While Huawei's market share has seen a marginal decline from its 2020 peak of 38.1%, the brand has managed to hold steady at 31.3% in 2023. This suggests that European sanctions have yet to deal a significant blow to Huawei's global standing.

Euronews analysis reveals a complex picture: despite most EU member states having legislation against Huawei and ZTE equipment, compliance is patchy. Only 10 out of 27 countries have fully complied. The sluggish pace of Huawei equipment removal can be attributed to Europe's stalled 5G rollout and the immediate challenges in substituting Huawei's cost-effective solutions.

Samsung, on its part, has been making concerted efforts to gain traction in overseas markets, including Europe. However, fierce competition has thwarted its ambitions. With European telecom operators showing a preference for Nokia and Ericsson, the void left by Huawei has been quickly filled by these two industry stalwarts.

In emerging markets such as Southeast Asia and South America, there's a clear tilt towards Chinese equipment. Huawei's rapid expansion in China's domestic market is also noteworthy, with over 3.1 million 5G base stations deployed in 2023, a staggering 17-fold increase from 2018.

Back home in South Korea, the appetite for communication equipment remains subdued. Major carriers such as SK Telecom, KT, and LG U+ have been hesitant to invest in the 5G 28GHz band due to profitability concerns. This has further compounded Samsung's woes, resulting in a significant dip in its market share.

The Electronics and Telecommunications Research Institute (ETRI) of South Korea opines that for countries less swayed by US influence, there's little rationale to bypass Huawei's competitively priced, quality equipment. With Samsung's global influence waning, its prospects for market share growth appear constrained without robust domestic support.

Yet, Samsung remains undeterred in its global ambitions, particularly in the Southeast Asian 5G arena.
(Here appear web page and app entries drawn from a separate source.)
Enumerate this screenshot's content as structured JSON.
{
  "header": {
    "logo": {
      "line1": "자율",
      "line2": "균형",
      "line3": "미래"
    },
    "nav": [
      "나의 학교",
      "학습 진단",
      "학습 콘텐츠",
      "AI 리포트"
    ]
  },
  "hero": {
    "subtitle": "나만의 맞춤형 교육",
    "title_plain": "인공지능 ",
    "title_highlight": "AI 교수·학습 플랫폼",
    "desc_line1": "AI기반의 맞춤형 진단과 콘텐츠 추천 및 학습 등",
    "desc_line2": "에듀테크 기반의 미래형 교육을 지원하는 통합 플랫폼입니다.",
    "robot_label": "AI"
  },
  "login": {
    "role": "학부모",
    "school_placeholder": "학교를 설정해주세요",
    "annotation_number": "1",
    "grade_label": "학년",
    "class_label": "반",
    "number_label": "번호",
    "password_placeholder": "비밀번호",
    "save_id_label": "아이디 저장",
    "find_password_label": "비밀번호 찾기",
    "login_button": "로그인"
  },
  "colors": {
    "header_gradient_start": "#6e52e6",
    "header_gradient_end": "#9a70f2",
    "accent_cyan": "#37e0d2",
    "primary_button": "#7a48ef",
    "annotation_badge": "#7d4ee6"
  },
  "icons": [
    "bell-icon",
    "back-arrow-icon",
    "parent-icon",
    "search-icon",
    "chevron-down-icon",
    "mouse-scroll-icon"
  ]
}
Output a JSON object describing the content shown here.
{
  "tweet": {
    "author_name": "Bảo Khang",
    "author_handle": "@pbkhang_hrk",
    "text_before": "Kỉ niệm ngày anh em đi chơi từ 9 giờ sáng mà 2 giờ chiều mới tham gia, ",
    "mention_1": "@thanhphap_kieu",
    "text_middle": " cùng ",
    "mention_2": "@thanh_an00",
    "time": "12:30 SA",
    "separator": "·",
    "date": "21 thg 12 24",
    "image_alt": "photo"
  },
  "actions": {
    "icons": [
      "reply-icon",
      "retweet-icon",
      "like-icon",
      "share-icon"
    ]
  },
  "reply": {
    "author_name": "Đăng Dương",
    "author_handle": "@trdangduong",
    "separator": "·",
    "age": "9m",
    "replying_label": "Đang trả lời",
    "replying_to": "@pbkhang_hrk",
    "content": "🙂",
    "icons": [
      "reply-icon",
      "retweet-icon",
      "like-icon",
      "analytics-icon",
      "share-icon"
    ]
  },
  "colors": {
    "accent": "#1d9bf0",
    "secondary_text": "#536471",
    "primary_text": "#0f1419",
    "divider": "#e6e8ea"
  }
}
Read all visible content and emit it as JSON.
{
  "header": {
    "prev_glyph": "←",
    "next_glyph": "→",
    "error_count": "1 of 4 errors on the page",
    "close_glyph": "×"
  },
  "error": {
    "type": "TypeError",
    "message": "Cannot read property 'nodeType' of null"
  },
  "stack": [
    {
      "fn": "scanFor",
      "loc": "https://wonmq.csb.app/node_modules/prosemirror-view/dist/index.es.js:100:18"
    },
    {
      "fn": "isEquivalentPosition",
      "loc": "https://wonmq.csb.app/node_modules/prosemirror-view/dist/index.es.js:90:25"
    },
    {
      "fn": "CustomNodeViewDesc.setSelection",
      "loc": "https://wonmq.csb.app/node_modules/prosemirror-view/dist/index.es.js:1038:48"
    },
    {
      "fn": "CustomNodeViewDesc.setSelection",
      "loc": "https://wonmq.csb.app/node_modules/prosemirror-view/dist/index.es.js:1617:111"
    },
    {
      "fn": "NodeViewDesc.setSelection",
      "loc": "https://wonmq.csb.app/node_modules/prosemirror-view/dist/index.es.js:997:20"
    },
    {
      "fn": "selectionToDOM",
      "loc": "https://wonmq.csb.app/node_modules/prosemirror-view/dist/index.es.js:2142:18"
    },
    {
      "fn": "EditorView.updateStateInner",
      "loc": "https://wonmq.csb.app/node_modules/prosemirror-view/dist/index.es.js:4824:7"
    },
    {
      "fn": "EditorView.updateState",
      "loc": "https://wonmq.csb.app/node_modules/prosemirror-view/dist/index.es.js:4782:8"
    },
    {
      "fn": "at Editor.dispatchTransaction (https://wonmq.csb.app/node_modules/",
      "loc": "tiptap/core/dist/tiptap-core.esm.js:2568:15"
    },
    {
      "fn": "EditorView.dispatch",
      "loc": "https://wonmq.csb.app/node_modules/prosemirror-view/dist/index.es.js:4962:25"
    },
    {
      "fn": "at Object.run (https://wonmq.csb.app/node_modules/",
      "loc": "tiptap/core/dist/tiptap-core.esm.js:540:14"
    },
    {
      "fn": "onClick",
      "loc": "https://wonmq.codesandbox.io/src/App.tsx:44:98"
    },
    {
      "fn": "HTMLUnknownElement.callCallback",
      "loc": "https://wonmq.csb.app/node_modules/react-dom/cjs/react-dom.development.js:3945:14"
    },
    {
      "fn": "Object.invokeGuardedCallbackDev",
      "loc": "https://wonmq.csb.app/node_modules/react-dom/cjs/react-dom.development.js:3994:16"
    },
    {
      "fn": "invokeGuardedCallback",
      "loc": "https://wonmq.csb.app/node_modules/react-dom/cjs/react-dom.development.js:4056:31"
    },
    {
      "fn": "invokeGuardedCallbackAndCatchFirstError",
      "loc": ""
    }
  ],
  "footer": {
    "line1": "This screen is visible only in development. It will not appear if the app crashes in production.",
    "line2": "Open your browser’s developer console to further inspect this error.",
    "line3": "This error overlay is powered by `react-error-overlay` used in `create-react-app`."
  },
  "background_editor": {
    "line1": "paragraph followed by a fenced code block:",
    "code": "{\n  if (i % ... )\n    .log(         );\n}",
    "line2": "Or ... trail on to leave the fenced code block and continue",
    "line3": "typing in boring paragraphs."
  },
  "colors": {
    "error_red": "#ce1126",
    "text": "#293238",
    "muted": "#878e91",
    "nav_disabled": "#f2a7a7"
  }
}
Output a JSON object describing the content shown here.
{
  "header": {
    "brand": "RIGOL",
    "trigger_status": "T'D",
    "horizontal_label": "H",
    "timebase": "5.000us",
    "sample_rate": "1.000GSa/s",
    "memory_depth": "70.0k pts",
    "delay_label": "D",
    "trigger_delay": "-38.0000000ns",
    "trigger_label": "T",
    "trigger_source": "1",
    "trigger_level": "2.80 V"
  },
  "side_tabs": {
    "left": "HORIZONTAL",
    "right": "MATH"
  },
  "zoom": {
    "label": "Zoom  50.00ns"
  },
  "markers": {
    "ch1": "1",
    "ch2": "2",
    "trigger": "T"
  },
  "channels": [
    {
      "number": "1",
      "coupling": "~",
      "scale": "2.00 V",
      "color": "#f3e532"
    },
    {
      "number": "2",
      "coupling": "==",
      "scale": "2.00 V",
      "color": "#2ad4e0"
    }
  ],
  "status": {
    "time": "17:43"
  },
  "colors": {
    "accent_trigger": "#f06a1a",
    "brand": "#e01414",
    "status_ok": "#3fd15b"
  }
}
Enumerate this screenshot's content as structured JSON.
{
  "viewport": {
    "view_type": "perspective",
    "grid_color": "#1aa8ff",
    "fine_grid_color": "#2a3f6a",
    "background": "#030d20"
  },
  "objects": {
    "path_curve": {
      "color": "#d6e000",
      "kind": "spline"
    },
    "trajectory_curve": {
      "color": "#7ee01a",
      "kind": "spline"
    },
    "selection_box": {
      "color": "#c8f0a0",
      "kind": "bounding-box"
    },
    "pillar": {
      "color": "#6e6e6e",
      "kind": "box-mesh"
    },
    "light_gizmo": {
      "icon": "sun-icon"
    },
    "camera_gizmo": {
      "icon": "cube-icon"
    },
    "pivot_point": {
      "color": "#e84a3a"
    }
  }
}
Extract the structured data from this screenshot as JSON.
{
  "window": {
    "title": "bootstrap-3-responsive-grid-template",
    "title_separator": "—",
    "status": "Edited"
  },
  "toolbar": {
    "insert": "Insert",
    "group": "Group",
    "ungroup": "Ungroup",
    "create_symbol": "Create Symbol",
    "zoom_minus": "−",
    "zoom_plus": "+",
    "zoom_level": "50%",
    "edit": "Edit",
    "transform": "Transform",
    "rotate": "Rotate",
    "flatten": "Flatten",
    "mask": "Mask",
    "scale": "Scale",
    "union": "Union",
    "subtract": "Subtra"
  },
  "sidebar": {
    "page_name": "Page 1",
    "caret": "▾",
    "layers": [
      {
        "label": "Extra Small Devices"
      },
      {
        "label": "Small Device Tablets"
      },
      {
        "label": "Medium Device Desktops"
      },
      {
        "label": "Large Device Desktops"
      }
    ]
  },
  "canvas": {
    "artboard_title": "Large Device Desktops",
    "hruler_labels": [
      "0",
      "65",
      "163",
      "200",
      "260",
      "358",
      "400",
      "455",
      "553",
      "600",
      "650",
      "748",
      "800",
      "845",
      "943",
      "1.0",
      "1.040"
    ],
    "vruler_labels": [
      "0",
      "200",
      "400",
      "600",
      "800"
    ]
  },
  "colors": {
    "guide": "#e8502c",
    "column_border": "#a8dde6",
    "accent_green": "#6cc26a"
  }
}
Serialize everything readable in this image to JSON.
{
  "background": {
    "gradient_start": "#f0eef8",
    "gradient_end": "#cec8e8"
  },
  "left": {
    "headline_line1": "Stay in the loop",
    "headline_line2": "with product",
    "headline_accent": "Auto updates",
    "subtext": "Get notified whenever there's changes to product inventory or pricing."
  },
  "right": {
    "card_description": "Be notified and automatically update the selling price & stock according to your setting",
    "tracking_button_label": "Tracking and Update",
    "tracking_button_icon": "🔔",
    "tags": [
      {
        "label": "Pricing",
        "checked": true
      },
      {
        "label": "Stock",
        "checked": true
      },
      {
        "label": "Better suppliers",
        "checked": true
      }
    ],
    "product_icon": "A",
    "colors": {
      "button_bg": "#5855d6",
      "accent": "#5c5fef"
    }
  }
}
As reported by The Guru, a recent meeting between Vietnam's Info-Com Minister Nguyen Manh Hung and Samsung's Network Business division chief Woojune Kim culminated in a consensus on 5G collaboration. Samsung is set to play a pivotal role in Vietnam's 5G infrastructure, fostering ecosystem-wide development.